Start of Input for this task

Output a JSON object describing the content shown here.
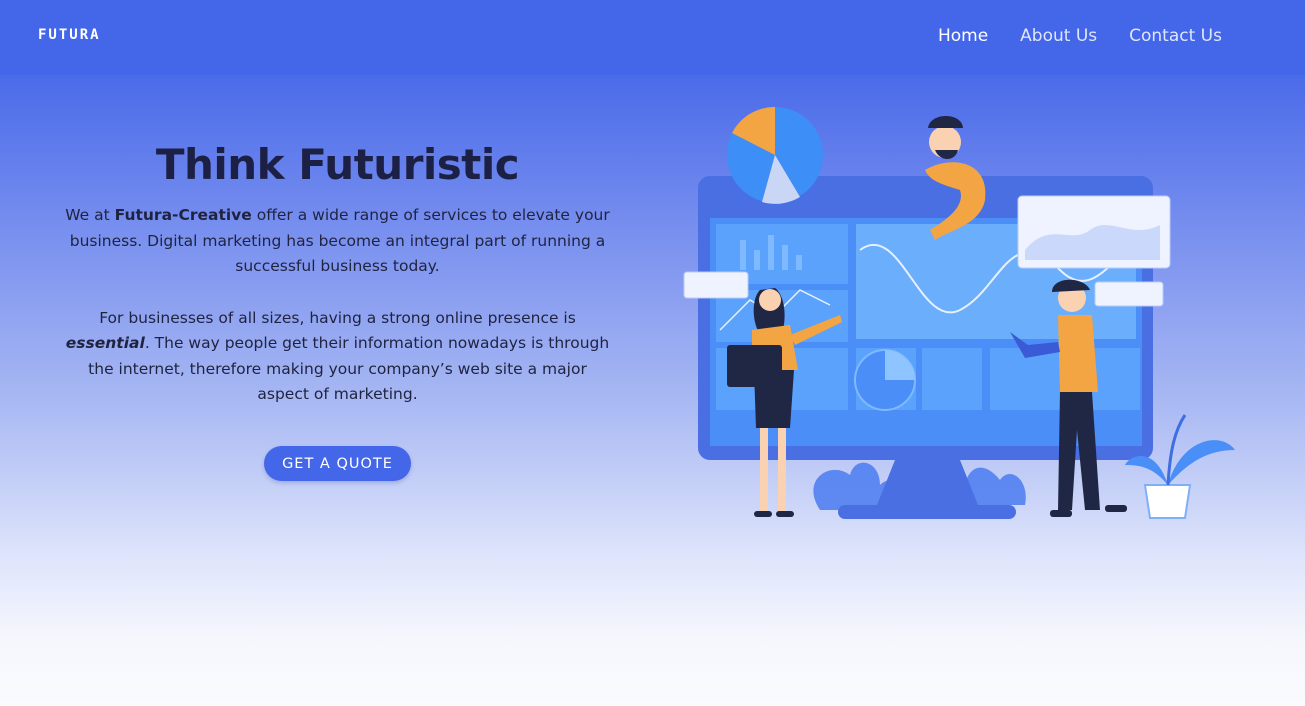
{
  "header": {
    "logo_text": "FUTURA",
    "nav": [
      {
        "label": "Home",
        "active": true
      },
      {
        "label": "About Us",
        "active": false
      },
      {
        "label": "Contact Us",
        "active": false
      }
    ]
  },
  "hero": {
    "title": "Think Futuristic",
    "para1": {
      "pre": "We at ",
      "brand": "Futura-Creative",
      "post": " offer a wide range of services to elevate your business. Digital marketing has become an integral part of running a successful business today."
    },
    "para2": {
      "pre": "For businesses of all sizes, having a strong online presence is ",
      "emphasis": "essential",
      "post": ". The way people get their information nowadays is through the internet, therefore making your company’s web site a major aspect of marketing."
    },
    "cta_label": "GET A QUOTE"
  },
  "colors": {
    "brand_blue": "#4466e8",
    "accent_orange": "#f4a543",
    "dark_navy": "#1d2045"
  },
  "illustration": {
    "icon": "marketing-dashboard-illustration"
  }
}
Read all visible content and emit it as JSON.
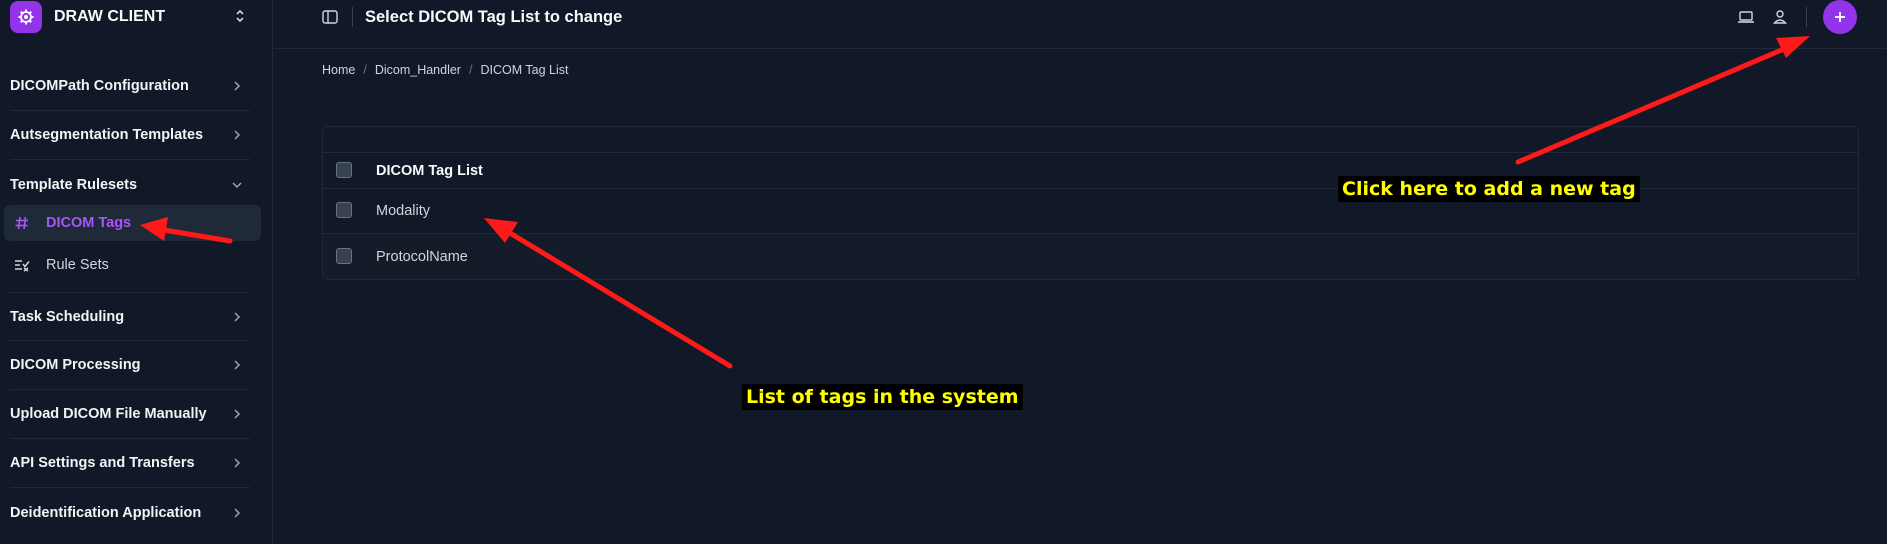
{
  "app": {
    "name": "DRAW CLIENT"
  },
  "sidebar": {
    "groups": [
      {
        "label": "DICOMPath Configuration"
      },
      {
        "label": "Autsegmentation Templates"
      },
      {
        "label": "Template Rulesets"
      },
      {
        "label": "Task Scheduling"
      },
      {
        "label": "DICOM Processing"
      },
      {
        "label": "Upload DICOM File Manually"
      },
      {
        "label": "API Settings and Transfers"
      },
      {
        "label": "Deidentification Application"
      }
    ],
    "sub_items": [
      {
        "label": "DICOM Tags",
        "icon": "hash-icon",
        "active": true
      },
      {
        "label": "Rule Sets",
        "icon": "list-check-icon",
        "active": false
      }
    ]
  },
  "header": {
    "title": "Select DICOM Tag List to change"
  },
  "breadcrumb": {
    "items": [
      "Home",
      "Dicom_Handler",
      "DICOM Tag List"
    ],
    "separator": "/"
  },
  "table": {
    "header": "DICOM Tag List",
    "rows": [
      "Modality",
      "ProtocolName"
    ]
  },
  "annotations": {
    "add_note": "Click here to add a new tag",
    "list_note": "List of tags in the system"
  },
  "colors": {
    "accent": "#9333ea",
    "active_text": "#a855f7",
    "background": "#111827",
    "annotation_arrow": "#ff0000",
    "annotation_text": "#ffff00"
  }
}
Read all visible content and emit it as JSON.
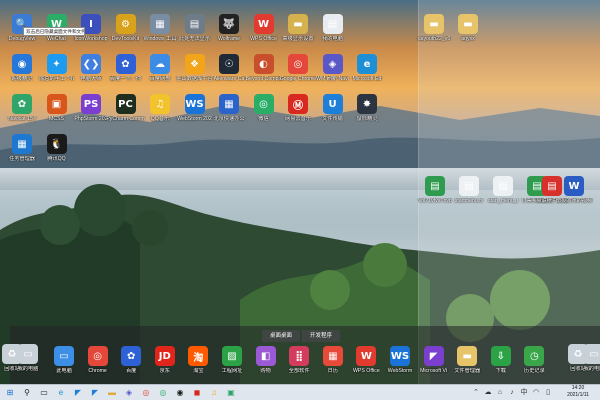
{
  "tooltip": "双击后已隐藏桌面文件和文件夹。",
  "desktop_icons": [
    {
      "label": "DebugView",
      "icon": "magnifier-icon",
      "color": "#3a7bd5",
      "glyph": "🔍"
    },
    {
      "label": "WeChat",
      "icon": "wechat-icon",
      "color": "#2aae67",
      "glyph": "W"
    },
    {
      "label": "IconWorkshop",
      "icon": "icon-workshop-icon",
      "color": "#3b4fbd",
      "glyph": "I"
    },
    {
      "label": "DevToolsKit",
      "icon": "tools-icon",
      "color": "#d9a21b",
      "glyph": "⚙"
    },
    {
      "label": "Windows 工具",
      "icon": "windows-tools-icon",
      "color": "#7a8ea3",
      "glyph": "▦"
    },
    {
      "label": "此处无法显示",
      "icon": "file-icon",
      "color": "#6e7b88",
      "glyph": "▤"
    },
    {
      "label": "Wolframe",
      "icon": "wolf-icon",
      "color": "#222",
      "glyph": "🐺"
    },
    {
      "label": "WPS Office",
      "icon": "wps-icon",
      "color": "#e03b2e",
      "glyph": "W"
    },
    {
      "label": "高级显示设置",
      "icon": "folder-icon",
      "color": "#d6b24f",
      "glyph": "▬"
    },
    {
      "label": "我的电脑",
      "icon": "document-icon",
      "color": "#e8ecf0",
      "glyph": "▤"
    },
    {
      "label": "超级精灵",
      "icon": "app-icon",
      "color": "#2577d9",
      "glyph": "◉"
    },
    {
      "label": "陈总的手工 T-h",
      "icon": "bird-icon",
      "color": "#1d9bf0",
      "glyph": "✦"
    },
    {
      "label": "电脑大师",
      "icon": "code-icon",
      "color": "#3f7fe0",
      "glyph": "❮❯"
    },
    {
      "label": "百度一下，你",
      "icon": "baidu-icon",
      "color": "#2f61d6",
      "glyph": "✿"
    },
    {
      "label": "百度网盘",
      "icon": "cloud-icon",
      "color": "#3c8ce6",
      "glyph": "☁"
    },
    {
      "label": "金山数据库平台",
      "icon": "kingsoft-icon",
      "color": "#f2a51a",
      "glyph": "❖"
    },
    {
      "label": "Alienware Ca",
      "icon": "alien-icon",
      "color": "#1f2a36",
      "glyph": "☉"
    },
    {
      "label": "Beyond Compa",
      "icon": "compare-icon",
      "color": "#c94f2c",
      "glyph": "◐"
    },
    {
      "label": "Google Chrome",
      "icon": "chrome-icon",
      "color": "#e5483a",
      "glyph": "◎"
    },
    {
      "label": "WM 刷新 Navi",
      "icon": "app-icon",
      "color": "#5a57c9",
      "glyph": "◈"
    },
    {
      "label": "Microsoft Ed",
      "icon": "edge-icon",
      "color": "#1c8fd6",
      "glyph": "e"
    },
    {
      "label": "Navicat 15 f",
      "icon": "navicat-icon",
      "color": "#2fa56a",
      "glyph": "✿"
    },
    {
      "label": "MCSS",
      "icon": "css-icon",
      "color": "#d8551b",
      "glyph": "▣"
    },
    {
      "label": "PhpStorm 202",
      "icon": "phpstorm-icon",
      "color": "#7a3fd1",
      "glyph": "PS"
    },
    {
      "label": "PyCharm Comm",
      "icon": "pycharm-icon",
      "color": "#1e2d1e",
      "glyph": "PC"
    },
    {
      "label": "QQ音乐",
      "icon": "music-icon",
      "color": "#f2c32d",
      "glyph": "♫"
    },
    {
      "label": "WebStorm 202",
      "icon": "webstorm-icon",
      "color": "#1a74d8",
      "glyph": "WS"
    },
    {
      "label": "北京快速办公",
      "icon": "office-icon",
      "color": "#2a63c9",
      "glyph": "▦"
    },
    {
      "label": "微信",
      "icon": "wechat-icon",
      "color": "#2aae67",
      "glyph": "◎"
    },
    {
      "label": "网易云音乐",
      "icon": "netease-icon",
      "color": "#d8281f",
      "glyph": "Ⓜ"
    },
    {
      "label": "文件传输",
      "icon": "transfer-icon",
      "color": "#1d7fd7",
      "glyph": "U"
    },
    {
      "label": "鼠标精灵",
      "icon": "mouse-icon",
      "color": "#2b3440",
      "glyph": "✸"
    },
    {
      "label": "任务管理器",
      "icon": "task-manager-icon",
      "color": "#1f78cf",
      "glyph": "▦"
    },
    {
      "label": "腾讯QQ",
      "icon": "qq-icon",
      "color": "#1a1a1a",
      "glyph": "🐧"
    }
  ],
  "right_icons": [
    {
      "label": "dayouth22_v6",
      "icon": "folder-icon",
      "color": "#e7c46a",
      "glyph": "▬"
    },
    {
      "label": "aqyxx",
      "icon": "folder-icon",
      "color": "#e7c46a",
      "glyph": "▬"
    },
    {
      "label": "Vol71vfvvThvb",
      "icon": "spreadsheet-icon",
      "color": "#2e9b4e",
      "glyph": "▤"
    },
    {
      "label": "startmenu.tv",
      "icon": "text-file-icon",
      "color": "#eef1f4",
      "glyph": "▤"
    },
    {
      "label": "start_menu_t",
      "icon": "text-file-icon",
      "color": "#eef1f4",
      "glyph": "▤"
    },
    {
      "label": "订票系统说明",
      "icon": "spreadsheet-icon",
      "color": "#2e9b4e",
      "glyph": "▤"
    },
    {
      "label": "易联帐户文档",
      "icon": "pdf-icon",
      "color": "#d8312b",
      "glyph": "▤"
    },
    {
      "label": "南极的冰的视频",
      "icon": "word-doc-icon",
      "color": "#2a5cc4",
      "glyph": "W"
    }
  ],
  "fence_tabs": [
    "桌面桌面",
    "开发程序"
  ],
  "dock_icons": [
    {
      "label": "此电脑",
      "icon": "monitor-icon",
      "color": "#3d8ee6",
      "glyph": "▭"
    },
    {
      "label": "Chrome",
      "icon": "chrome-icon",
      "color": "#e5483a",
      "glyph": "◎"
    },
    {
      "label": "百度",
      "icon": "baidu-icon",
      "color": "#2f61d6",
      "glyph": "✿"
    },
    {
      "label": "京东",
      "icon": "jd-icon",
      "color": "#e1251b",
      "glyph": "JD"
    },
    {
      "label": "淘宝",
      "icon": "taobao-icon",
      "color": "#ff5a00",
      "glyph": "淘"
    },
    {
      "label": "工程网址",
      "icon": "chart-icon",
      "color": "#2ba245",
      "glyph": "▨"
    },
    {
      "label": "购物",
      "icon": "bag-icon",
      "color": "#9b59d6",
      "glyph": "◧"
    },
    {
      "label": "全部软件",
      "icon": "grid-icon",
      "color": "#d43c5d",
      "glyph": "⣿"
    },
    {
      "label": "日历",
      "icon": "calendar-icon",
      "color": "#e84a3a",
      "glyph": "▦"
    },
    {
      "label": "WPS Office",
      "icon": "wps-icon",
      "color": "#e03b2e",
      "glyph": "W"
    },
    {
      "label": "WebStorm",
      "icon": "webstorm-icon",
      "color": "#1a74d8",
      "glyph": "WS"
    },
    {
      "label": "Microsoft Vi",
      "icon": "vs-icon",
      "color": "#7b3fcf",
      "glyph": "◤"
    },
    {
      "label": "文件管理器",
      "icon": "folder-icon",
      "color": "#e7c46a",
      "glyph": "▬"
    },
    {
      "label": "下载",
      "icon": "download-icon",
      "color": "#2ba245",
      "glyph": "⇩"
    },
    {
      "label": "历史记录",
      "icon": "clock-icon",
      "color": "#3aa64a",
      "glyph": "◷"
    }
  ],
  "dock_side_icons": [
    {
      "label": "回收站",
      "icon": "recycle-bin-icon",
      "color": "#c8d0d8",
      "glyph": "♻"
    },
    {
      "label": "我的电脑",
      "icon": "computer-icon",
      "color": "#c8d0d8",
      "glyph": "▭"
    }
  ],
  "taskbar": {
    "items": [
      {
        "icon": "windows-start-icon",
        "glyph": "⊞",
        "color": "#1c6fd1"
      },
      {
        "icon": "search-icon",
        "glyph": "⚲",
        "color": "#222"
      },
      {
        "icon": "task-view-icon",
        "glyph": "▭",
        "color": "#222"
      },
      {
        "icon": "edge-icon",
        "glyph": "e",
        "color": "#1c8fd6"
      },
      {
        "icon": "vscode-icon",
        "glyph": "◤",
        "color": "#1f7fd6"
      },
      {
        "icon": "vscode-icon",
        "glyph": "◤",
        "color": "#1f7fd6"
      },
      {
        "icon": "file-explorer-icon",
        "glyph": "▬",
        "color": "#e2a93b"
      },
      {
        "icon": "app-icon",
        "glyph": "◈",
        "color": "#5a57c9"
      },
      {
        "icon": "chrome-icon",
        "glyph": "◎",
        "color": "#e5483a"
      },
      {
        "icon": "wechat-icon",
        "glyph": "◎",
        "color": "#2aae67"
      },
      {
        "icon": "qq-icon",
        "glyph": "◉",
        "color": "#1a1a1a"
      },
      {
        "icon": "app-icon",
        "glyph": "◼",
        "color": "#d8281f"
      },
      {
        "icon": "music-icon",
        "glyph": "♫",
        "color": "#f2a51a"
      },
      {
        "icon": "pycharm-icon",
        "glyph": "▣",
        "color": "#2fa56a"
      }
    ],
    "tray": [
      {
        "icon": "chevron-up-icon",
        "glyph": "⌃"
      },
      {
        "icon": "cloud-icon",
        "glyph": "☁"
      },
      {
        "icon": "network-icon",
        "glyph": "⌂"
      },
      {
        "icon": "volume-icon",
        "glyph": "♪"
      },
      {
        "icon": "input-method-icon",
        "glyph": "中"
      },
      {
        "icon": "wifi-icon",
        "glyph": "◠"
      },
      {
        "icon": "battery-icon",
        "glyph": "▯"
      }
    ],
    "time": "14:20",
    "date": "2021/1/11"
  }
}
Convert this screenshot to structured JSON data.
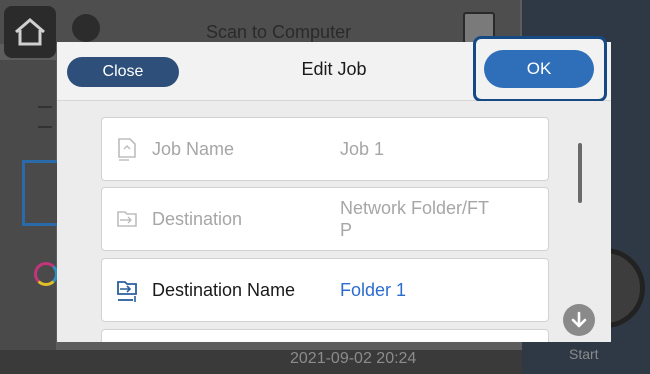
{
  "background": {
    "title": "Scan to Computer",
    "start_label": "Start",
    "datetime": "2021-09-02 20:24"
  },
  "dialog": {
    "title": "Edit Job",
    "close_label": "Close",
    "ok_label": "OK",
    "rows": [
      {
        "icon": "job-name-icon",
        "label": "Job Name",
        "value": "Job 1",
        "enabled": false
      },
      {
        "icon": "destination-icon",
        "label": "Destination",
        "value": "Network Folder/FT\nP",
        "enabled": false
      },
      {
        "icon": "destination-name-icon",
        "label": "Destination Name",
        "value": "Folder 1",
        "enabled": true
      }
    ]
  },
  "colors": {
    "accent": "#2f6fba",
    "close_button": "#2e4f7a",
    "highlight": "#174a85",
    "value_blue": "#2b6ccf"
  }
}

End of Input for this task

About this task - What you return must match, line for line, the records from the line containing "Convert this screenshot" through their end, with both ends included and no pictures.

Answer space -
Convert this screenshot to structured JSON data.
{
  "background": {
    "title": "Scan to Computer",
    "start_label": "Start",
    "datetime": "2021-09-02 20:24"
  },
  "dialog": {
    "title": "Edit Job",
    "close_label": "Close",
    "ok_label": "OK",
    "rows": [
      {
        "icon": "job-name-icon",
        "label": "Job Name",
        "value": "Job 1",
        "enabled": false
      },
      {
        "icon": "destination-icon",
        "label": "Destination",
        "value": "Network Folder/FT\nP",
        "enabled": false
      },
      {
        "icon": "destination-name-icon",
        "label": "Destination Name",
        "value": "Folder 1",
        "enabled": true
      }
    ]
  },
  "colors": {
    "accent": "#2f6fba",
    "close_button": "#2e4f7a",
    "highlight": "#174a85",
    "value_blue": "#2b6ccf"
  }
}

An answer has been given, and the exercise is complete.